## WHAT YOU HAVE TO DO:
Filter the records below down to lines containing "Default".

## INPUT RECORDS:
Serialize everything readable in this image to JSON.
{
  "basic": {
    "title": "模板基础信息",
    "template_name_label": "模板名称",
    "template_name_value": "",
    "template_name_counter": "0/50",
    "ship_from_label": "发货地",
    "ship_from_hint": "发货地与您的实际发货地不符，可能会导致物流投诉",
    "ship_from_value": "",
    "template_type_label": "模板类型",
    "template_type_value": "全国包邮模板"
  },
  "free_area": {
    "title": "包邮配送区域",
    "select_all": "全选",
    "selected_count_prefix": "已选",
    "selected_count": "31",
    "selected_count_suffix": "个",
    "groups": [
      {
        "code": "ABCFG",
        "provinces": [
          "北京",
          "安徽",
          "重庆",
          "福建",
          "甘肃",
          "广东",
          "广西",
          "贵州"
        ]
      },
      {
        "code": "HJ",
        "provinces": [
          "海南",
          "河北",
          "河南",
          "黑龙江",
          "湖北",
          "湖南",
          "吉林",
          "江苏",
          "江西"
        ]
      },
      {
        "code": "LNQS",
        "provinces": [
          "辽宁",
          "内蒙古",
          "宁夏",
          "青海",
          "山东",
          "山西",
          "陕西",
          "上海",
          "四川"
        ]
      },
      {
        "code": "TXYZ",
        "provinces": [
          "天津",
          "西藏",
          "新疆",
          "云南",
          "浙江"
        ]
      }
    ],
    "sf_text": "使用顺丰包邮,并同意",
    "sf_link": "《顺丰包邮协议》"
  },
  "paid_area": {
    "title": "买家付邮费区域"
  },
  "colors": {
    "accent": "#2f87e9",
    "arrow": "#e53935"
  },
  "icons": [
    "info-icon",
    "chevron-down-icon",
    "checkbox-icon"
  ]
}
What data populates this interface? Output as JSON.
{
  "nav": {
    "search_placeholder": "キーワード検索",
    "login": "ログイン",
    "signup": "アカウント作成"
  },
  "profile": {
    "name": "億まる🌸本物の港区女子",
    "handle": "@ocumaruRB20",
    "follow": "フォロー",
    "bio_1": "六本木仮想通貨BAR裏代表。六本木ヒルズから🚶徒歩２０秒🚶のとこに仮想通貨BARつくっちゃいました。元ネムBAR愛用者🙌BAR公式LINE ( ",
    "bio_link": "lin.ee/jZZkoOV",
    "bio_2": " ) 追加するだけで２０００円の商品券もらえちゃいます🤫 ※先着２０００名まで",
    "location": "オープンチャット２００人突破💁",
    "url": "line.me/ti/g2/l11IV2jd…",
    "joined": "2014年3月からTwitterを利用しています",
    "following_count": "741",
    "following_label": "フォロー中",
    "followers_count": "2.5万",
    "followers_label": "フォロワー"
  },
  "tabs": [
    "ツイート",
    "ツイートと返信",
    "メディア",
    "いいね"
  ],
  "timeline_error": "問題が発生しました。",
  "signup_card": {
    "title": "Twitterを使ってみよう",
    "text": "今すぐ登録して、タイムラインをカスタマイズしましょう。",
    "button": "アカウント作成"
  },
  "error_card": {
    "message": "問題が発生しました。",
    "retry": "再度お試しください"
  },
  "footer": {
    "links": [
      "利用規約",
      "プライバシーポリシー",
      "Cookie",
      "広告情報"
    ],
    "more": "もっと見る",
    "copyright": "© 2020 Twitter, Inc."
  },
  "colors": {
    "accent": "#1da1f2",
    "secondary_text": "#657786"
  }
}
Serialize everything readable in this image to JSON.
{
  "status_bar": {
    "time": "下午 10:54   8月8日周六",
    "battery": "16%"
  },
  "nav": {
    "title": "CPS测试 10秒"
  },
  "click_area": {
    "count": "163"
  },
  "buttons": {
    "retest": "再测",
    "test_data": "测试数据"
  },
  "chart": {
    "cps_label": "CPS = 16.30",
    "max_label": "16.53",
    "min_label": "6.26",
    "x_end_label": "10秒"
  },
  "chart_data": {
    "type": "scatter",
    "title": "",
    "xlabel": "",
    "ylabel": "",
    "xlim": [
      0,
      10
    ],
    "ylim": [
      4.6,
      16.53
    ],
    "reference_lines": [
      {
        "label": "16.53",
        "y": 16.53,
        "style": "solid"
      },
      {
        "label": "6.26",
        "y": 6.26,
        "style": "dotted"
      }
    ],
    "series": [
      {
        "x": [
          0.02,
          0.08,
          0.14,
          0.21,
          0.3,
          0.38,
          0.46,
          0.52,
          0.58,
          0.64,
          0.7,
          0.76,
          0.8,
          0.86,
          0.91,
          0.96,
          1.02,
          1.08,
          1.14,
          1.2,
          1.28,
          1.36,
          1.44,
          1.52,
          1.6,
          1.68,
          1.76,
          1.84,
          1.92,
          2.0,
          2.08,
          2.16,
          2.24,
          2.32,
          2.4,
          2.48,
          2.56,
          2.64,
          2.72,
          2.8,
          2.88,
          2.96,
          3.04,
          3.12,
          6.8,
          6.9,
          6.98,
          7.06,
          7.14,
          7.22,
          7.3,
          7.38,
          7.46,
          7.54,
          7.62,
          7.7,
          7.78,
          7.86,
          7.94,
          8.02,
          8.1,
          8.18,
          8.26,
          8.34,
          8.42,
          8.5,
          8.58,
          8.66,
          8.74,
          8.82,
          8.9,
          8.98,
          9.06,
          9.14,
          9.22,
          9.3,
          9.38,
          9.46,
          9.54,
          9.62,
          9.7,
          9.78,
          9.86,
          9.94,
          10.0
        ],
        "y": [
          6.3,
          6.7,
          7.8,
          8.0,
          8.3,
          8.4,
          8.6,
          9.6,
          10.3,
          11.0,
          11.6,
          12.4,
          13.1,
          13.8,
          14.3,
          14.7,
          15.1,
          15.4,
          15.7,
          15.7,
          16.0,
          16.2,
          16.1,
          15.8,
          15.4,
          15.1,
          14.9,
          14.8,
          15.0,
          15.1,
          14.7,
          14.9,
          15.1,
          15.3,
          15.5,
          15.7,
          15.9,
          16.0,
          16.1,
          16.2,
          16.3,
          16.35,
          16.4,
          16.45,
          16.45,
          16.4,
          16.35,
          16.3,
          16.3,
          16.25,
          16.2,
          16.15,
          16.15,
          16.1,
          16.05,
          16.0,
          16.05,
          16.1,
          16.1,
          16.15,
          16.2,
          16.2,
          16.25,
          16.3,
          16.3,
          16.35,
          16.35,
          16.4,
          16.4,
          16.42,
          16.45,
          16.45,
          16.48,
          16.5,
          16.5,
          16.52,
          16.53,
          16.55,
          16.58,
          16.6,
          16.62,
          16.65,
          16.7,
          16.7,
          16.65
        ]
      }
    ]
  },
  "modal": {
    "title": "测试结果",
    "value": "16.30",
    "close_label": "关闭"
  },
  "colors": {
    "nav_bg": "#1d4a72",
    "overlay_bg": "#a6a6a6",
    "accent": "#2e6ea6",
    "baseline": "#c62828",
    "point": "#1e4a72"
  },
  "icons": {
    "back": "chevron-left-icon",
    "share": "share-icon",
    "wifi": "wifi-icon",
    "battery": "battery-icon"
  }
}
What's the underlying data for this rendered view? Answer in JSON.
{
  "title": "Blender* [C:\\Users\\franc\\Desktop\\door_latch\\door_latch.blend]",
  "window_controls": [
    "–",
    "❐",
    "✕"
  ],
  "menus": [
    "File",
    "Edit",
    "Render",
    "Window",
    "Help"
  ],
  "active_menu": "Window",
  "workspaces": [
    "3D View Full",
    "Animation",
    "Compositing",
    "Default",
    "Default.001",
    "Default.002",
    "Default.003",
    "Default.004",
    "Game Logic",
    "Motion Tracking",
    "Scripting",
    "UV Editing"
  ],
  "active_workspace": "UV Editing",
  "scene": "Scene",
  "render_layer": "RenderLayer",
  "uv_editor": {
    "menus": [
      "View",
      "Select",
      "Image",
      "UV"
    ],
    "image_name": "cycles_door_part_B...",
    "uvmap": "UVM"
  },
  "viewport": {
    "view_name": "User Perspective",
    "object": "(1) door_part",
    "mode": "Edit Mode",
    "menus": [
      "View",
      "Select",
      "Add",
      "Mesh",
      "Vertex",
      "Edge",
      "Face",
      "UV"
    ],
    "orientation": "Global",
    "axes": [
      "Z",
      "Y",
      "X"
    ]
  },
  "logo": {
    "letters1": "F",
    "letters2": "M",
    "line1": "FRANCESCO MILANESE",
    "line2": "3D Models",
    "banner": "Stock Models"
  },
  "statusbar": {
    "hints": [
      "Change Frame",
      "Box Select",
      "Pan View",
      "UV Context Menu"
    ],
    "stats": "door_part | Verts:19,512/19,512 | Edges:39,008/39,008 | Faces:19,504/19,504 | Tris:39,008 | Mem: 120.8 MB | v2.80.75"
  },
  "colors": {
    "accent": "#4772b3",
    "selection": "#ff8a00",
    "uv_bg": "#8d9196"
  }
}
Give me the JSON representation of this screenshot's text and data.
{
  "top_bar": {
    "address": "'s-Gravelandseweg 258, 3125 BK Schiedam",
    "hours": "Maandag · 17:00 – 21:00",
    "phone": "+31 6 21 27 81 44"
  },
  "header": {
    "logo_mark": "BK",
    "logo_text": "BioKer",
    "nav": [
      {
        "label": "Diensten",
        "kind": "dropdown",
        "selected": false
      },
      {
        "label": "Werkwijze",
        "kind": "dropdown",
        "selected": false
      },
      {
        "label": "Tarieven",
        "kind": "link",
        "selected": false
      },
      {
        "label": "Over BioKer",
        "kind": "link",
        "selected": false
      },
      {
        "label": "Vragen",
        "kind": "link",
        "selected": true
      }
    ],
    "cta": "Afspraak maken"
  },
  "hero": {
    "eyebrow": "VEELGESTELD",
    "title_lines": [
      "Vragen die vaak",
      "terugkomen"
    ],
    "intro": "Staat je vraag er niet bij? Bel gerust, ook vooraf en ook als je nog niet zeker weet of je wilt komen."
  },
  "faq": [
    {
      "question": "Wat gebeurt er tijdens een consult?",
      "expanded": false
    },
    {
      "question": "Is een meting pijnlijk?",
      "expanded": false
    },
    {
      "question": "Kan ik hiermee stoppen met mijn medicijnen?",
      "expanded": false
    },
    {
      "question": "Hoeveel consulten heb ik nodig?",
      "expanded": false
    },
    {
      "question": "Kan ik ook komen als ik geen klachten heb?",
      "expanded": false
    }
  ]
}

## RESULT OF THIS EXERCISE:
    "Default",
    "Default.001",
    "Default.002",
    "Default.003",
    "Default.004",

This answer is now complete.